The main reason to set up an entity like a corporation is to protect your personal assets against a lawsuit -- say, if someone gets injured on your property.
Instead of incorporating, though, Richmond real estate attorney Katja Hill suggests you set up a limited liability company, or several LLCs, to hold your properties.
LLCs are easier to maintain, she says, than the "S corp" corporate structure that's also used by small businesses.
A lender may make it hard for you, however, to move a mortgaged property to an LLC. A transfer might also trigger a tax hit (not likely in Virginia, but rules vary by area). In both cases, the best fallback for shielding assets is umbrella insurance. In fact, even with an LLC, Hill advises getting a policy to be extra safe.
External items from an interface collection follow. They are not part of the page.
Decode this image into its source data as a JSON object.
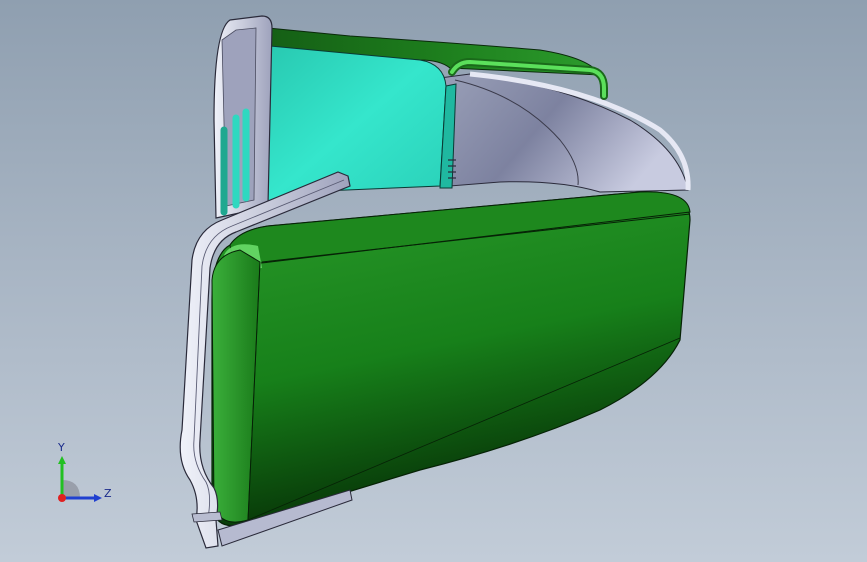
{
  "viewport": {
    "background_top": "#8f9fb0",
    "background_bottom": "#c2ccd8"
  },
  "model": {
    "body_color": "#1f8a1f",
    "body_dark_color": "#0b3a0b",
    "inner_face_color": "#2fe0c6",
    "frame_color": "#d8dbe8",
    "edge_color": "#0a2a0a",
    "pipe_color": "#4fd84f"
  },
  "triad": {
    "y_label": "Y",
    "z_label": "Z",
    "y_color": "#22c022",
    "z_color": "#2040d0",
    "x_color": "#e02020"
  }
}
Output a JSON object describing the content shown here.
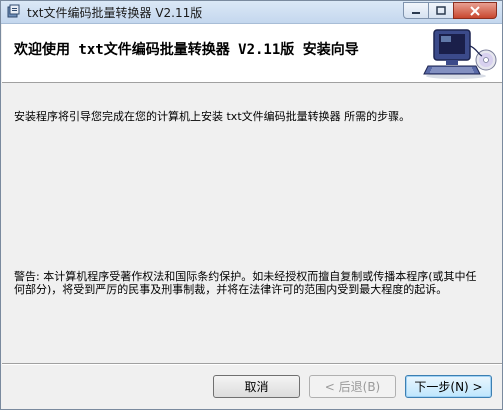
{
  "window": {
    "title": "txt文件编码批量转换器 V2.11版",
    "icon": "installer-icon"
  },
  "banner": {
    "heading": "欢迎使用 txt文件编码批量转换器 V2.11版 安装向导",
    "art": "computer-cd-icon"
  },
  "content": {
    "intro": "安装程序将引导您完成在您的计算机上安装  txt文件编码批量转换器 所需的步骤。",
    "warning": "警告: 本计算机程序受著作权法和国际条约保护。如未经授权而擅自复制或传播本程序(或其中任何部分)，将受到严厉的民事及刑事制裁，并将在法律许可的范围内受到最大程度的起诉。"
  },
  "buttons": {
    "cancel": "取消",
    "back": "< 后退(B)",
    "next": "下一步(N) >"
  },
  "colors": {
    "titlebar": "#c4d7ee",
    "close_button": "#c8472f",
    "default_button_border": "#3c7fb1"
  }
}
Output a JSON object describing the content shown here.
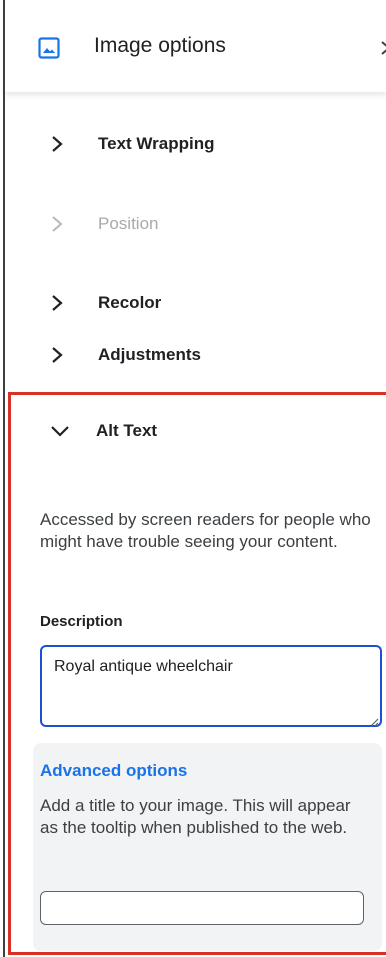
{
  "panel": {
    "title": "Image options",
    "title_icon": "image-icon",
    "close_icon": "close-chevron-icon"
  },
  "sections": {
    "text_wrapping": {
      "label": "Text Wrapping",
      "state": "collapsed",
      "enabled": true
    },
    "position": {
      "label": "Position",
      "state": "collapsed",
      "enabled": false
    },
    "recolor": {
      "label": "Recolor",
      "state": "collapsed",
      "enabled": true
    },
    "adjustments": {
      "label": "Adjustments",
      "state": "collapsed",
      "enabled": true
    }
  },
  "alt_text": {
    "label": "Alt Text",
    "state": "expanded",
    "help_text": "Accessed by screen readers for people who might have trouble seeing your content.",
    "description_label": "Description",
    "description_value": "Royal antique wheelchair",
    "advanced": {
      "title": "Advanced options",
      "help_text": "Add a title to your image. This will appear as the tooltip when published to the web.",
      "title_value": ""
    }
  },
  "colors": {
    "accent_blue": "#1a73e8",
    "focus_border": "#1a4fd6",
    "highlight_red": "#d93025",
    "disabled_text": "#a7a9ac"
  }
}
|Apple shares soar on increased buyback|
|Many low-wage workers not protected by minimum wage|
|Stocks: The win streak is over|
|HBO shows coming to Amazon ... not Netflix|
|Facebook profit triples on mobile growth|
|Overnight Avg Rate||Latest||Change||Last Week|
|30 yr fixed||4.28%||4.41%|
|15 yr fixed||3.30%||3.33%|
|30 yr refi||4.31%||4.39%|
|15 yr refi||3.35%||3.31%|
Today's featured rates: